Greek hospital doctors entered into a 24-hour strike on Thursday. Their union OENGE said they are protesting against a new law that will increase their working time from today's maximum of 48 hours to up to 60 hours a week. In addition, they are protesting against the cuts in their salaries and demand the recruitment of more doctors and hospital staff.
Because of the strike State hospitals treat only emergencies, said a spokeswoman for the Association of Hospital doctors on Greek television.
As the German newspaper notes, the ever-increasing cuts in Greece are also leaving their mark on the emergency rescue service. Some ambulances in Athens already have up to a million kilometers on the odometer - that's almost three times the distance to the moon. About half of the vehicles fail because there are no spare parts. At night, fewer than 40 ambulances are available to more than four million residents.
The demand has risen in recent times, because many Greeks can no longer be treated privately. The emergency service has the duty to respond to every call, says rescue physician Dimitris Dimitriadis. Some, however, only used the emergency call to be taken to the hospital ahead of queues and taken straight to the doctor.
"But then you have older people who can not afford a taxi and therefore call an ambulance," says Dimitriadis as he rushes to a house that reported an attempted suicide. Once there, he learns that relatives had taken the injured person to the hospital.

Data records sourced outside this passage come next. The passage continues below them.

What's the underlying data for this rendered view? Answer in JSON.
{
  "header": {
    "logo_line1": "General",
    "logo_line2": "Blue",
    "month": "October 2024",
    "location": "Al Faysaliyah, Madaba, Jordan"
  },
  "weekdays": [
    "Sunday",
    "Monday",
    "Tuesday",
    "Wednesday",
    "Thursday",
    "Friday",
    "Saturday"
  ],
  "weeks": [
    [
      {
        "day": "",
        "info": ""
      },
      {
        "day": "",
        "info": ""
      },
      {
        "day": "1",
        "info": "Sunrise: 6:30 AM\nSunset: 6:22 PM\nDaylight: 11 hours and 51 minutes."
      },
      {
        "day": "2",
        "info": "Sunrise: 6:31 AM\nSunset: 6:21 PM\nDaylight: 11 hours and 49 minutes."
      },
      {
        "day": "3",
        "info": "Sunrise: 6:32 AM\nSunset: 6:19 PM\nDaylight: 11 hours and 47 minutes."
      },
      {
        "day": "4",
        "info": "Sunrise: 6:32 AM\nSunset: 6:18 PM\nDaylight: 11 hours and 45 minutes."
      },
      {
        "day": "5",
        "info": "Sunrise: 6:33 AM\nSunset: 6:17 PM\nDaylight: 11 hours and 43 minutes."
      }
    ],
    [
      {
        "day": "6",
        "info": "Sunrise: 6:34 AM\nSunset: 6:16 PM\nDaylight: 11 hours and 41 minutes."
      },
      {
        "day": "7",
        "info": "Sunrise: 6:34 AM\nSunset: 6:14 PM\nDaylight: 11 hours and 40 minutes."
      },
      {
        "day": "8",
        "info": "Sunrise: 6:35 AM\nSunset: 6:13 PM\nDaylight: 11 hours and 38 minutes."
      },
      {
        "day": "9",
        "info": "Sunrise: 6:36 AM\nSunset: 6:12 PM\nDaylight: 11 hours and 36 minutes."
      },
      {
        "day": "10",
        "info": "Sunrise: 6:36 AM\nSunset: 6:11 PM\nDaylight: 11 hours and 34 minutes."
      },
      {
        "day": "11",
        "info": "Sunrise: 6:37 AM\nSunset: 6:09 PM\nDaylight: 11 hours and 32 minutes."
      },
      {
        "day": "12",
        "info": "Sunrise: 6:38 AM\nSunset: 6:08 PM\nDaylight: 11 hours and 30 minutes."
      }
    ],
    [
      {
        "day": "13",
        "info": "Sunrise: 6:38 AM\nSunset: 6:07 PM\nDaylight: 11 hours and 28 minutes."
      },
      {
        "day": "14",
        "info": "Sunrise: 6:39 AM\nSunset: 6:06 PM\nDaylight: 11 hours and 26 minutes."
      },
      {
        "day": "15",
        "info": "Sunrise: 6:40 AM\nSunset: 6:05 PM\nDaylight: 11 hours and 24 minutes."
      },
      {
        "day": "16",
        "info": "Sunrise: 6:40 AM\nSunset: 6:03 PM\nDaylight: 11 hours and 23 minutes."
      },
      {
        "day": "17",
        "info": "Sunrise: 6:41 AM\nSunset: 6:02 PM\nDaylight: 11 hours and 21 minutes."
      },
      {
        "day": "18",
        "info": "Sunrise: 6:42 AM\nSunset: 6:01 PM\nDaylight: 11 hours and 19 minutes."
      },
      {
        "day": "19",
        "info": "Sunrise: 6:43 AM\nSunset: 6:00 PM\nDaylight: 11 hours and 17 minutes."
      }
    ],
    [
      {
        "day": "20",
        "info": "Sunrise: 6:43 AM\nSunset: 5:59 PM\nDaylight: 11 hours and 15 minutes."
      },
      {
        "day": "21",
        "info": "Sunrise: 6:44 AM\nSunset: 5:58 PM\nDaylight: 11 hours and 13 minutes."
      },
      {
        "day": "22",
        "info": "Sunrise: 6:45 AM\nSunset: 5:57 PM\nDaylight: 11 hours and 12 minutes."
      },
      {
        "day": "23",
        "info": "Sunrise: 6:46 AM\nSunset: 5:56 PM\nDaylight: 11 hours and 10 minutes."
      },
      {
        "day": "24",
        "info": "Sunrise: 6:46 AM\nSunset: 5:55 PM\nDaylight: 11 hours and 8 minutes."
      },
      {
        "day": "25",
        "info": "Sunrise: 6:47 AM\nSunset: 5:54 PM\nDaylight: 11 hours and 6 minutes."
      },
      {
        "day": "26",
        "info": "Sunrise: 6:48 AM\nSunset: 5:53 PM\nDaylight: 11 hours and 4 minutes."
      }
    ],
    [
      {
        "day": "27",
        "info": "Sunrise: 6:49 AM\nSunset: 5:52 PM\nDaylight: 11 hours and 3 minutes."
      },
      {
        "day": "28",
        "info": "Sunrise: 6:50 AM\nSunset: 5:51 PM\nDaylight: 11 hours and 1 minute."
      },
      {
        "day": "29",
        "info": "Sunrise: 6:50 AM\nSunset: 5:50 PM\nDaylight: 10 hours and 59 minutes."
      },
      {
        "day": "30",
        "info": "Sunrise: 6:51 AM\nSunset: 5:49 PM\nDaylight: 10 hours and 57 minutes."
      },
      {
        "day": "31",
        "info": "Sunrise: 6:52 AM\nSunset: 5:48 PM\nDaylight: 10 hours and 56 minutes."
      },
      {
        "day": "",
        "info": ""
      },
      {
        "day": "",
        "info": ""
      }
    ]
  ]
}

Greece has been straining for years under a financial crisis. The government has cut spending, increased taxes and cut pensions to meet the demands of international creditors who are holding loans from sovereign default. Athens announced that Greece, will receive the next tranche of the aid package to the amount of 8.5 billion euros.
The emergency rescue services are doing their best, despite all odds, the union assures. They focus on emergency calls for quick treatment and are on the move within minutes. However, patients who wanted to be hospitalized would sometimes have to wait more than an hour for patient transport.
This is no wonder, said union leader Giorgos Mathiopoulos, because 70 of the 140 ambulances in Athens can not be operated because of technical problems. The vehicle fleet would actually have to be doubled. "Up to 30 percent of the disabled ambulance can not be repaired," says Mathiopoulos.
Many were "cannibalized" for spare parts, so that at least the other cars remain operational. "We try to get to an accident as soon as possible," he says. But of course one worries if a vehicle has so many miles on the counter.
Meanwhile, the government promises a more effective rescue service and wants to order new vehicles. The private Stavros Niarchos Foundation has pledged 14 million euros, through which 143 ambulance cars are to be purchased - for the whole of Greece.
Due to the severe financial crisis, hardly any new doctors and hospital staff have been recruited in Greece in the past six years. Many hospitals today have many older doctors. According to the Athens Medical Association, more than 18,000 young Greek physicians have emigrated since 2010. The majority of them work in the UK, Germany and the Arab Gulf States, Handelsblatt concludes.